Children and youth are strongly influenced by the factors of their social environment and accumulated risk factors have demonstrated to signifcantly increase the likelihood of health challenges, f. ex the risk for alcohol and drug abuse and depression raises up to 4-12 times for children and youth experiencing 4 or more different risk factors. Thus the coherency and cooperation between different services and policy fields is of great importance (The Green Paper on Mental Health (Vaimse tervise roheline raamat)

Main concepts

The approaches and principles concerned with social inclusion and welfare are defined in 2016 at the Government level in the document the Welfare Development Plan 2016-2023 arise from the principles of a social and welfare state, the framework of fundamental and social rights, and social protection principles. On the one hand, the principle of a social state is ensuring that the strengthening of the state’s economic development and competitive ability takes into account the needs of different social groups. For that purpose, equal opportunities must be supported and created for the population groups that would not be able to secure their livelihood and welfare in the conditions of the competition of the market economy. On the other hand, the adherence to the principle of a social state is a premise for the state's economic development and competitive ability, as it prevents and reduces the exclusion of parts of the population from the social and economic life. The broader view of the welfare of people and society is understood as affected by all aspects of life and the policies that concern them. The solutions are visioned in accordance with the general shift of welfare state policies: transferring from the policy that compensates social risks and repairs their consequences to the policy that empowers and prepares people to cope with the risks. In addition to traditional social protection, increasing people's self-sufficiency and their social and professional activity has become more and more important. Therefore, the social and labor market policies are treated in the welfare policy as investments that support people’s participation in society and economy, and thus, provide an important contribution to the development of society and economy.

Some of the most important concepts are defined as the following:

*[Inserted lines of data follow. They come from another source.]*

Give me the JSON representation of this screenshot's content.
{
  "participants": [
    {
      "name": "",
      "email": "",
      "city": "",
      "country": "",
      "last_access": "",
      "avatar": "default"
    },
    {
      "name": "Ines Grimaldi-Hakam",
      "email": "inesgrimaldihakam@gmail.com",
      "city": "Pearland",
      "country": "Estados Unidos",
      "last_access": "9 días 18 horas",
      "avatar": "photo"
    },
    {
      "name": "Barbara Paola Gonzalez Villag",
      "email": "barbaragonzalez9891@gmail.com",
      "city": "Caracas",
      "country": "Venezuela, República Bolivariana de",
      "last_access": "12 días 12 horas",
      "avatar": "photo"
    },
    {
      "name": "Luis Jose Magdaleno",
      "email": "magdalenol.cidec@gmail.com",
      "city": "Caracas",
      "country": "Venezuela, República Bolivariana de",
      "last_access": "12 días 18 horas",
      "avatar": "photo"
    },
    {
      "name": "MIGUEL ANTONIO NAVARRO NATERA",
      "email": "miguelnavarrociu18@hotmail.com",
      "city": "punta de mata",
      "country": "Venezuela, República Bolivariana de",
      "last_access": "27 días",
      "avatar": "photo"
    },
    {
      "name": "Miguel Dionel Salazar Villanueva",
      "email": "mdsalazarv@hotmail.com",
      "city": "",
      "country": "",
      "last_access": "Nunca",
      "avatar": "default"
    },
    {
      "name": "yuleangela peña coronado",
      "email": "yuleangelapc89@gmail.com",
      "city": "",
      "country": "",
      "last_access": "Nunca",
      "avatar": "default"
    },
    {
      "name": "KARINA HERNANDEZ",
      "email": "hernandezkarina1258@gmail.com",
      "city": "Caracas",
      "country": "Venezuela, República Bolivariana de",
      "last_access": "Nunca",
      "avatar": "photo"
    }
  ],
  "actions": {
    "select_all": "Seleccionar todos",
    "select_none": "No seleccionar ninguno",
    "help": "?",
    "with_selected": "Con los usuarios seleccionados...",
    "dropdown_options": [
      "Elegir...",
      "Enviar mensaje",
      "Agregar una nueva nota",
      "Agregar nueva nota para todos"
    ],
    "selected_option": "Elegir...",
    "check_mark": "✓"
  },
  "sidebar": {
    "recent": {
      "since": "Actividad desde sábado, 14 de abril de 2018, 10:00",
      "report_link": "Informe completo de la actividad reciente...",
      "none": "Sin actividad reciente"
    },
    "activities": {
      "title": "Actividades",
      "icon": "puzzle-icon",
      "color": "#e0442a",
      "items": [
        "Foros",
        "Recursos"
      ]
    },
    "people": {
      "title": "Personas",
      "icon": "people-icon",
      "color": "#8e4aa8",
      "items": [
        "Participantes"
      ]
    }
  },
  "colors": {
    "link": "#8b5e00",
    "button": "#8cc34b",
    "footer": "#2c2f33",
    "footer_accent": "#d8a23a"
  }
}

  • Prevention refers to the need to primarily focus on the prevention of socials risks and the realization of their consequences, which will prevent the progression and accumulation of the problems, and overall, make solving them more time- and resource-efficient.
  • Shared responsibility means that the person themselves and their family bear primary responsibility for securing their welfare, coping, and a decent life. State and local authorities provide support in situations where a person or a family is not able to secure their livelihood on their own. The provision of help is also based on the shared responsibility principle, as it encourages people’s self-responsibility and prevents learned helplessness and dependency on help.
  • Ensuring human dignity is the central objective for the protection of social rights. Thereby, human dignity means both a decent treatment and a decent life.
  • A comprehensive approach to human needs means that a person’s needs are assessed as comprehensively as possible and the assessment is used in designing and implementing the measures by combining and connecting, if necessary, benefits, grants, and services.
  • Equal treatment is based on the idea of equality among people and the prohibition of discrimination as the central principle of a social state, which must be taken into account in granting rights, their implementation, and the creation of equal opportunities. The principle of equal treatment means considering the needs of all people, not the uniform treatment of all people.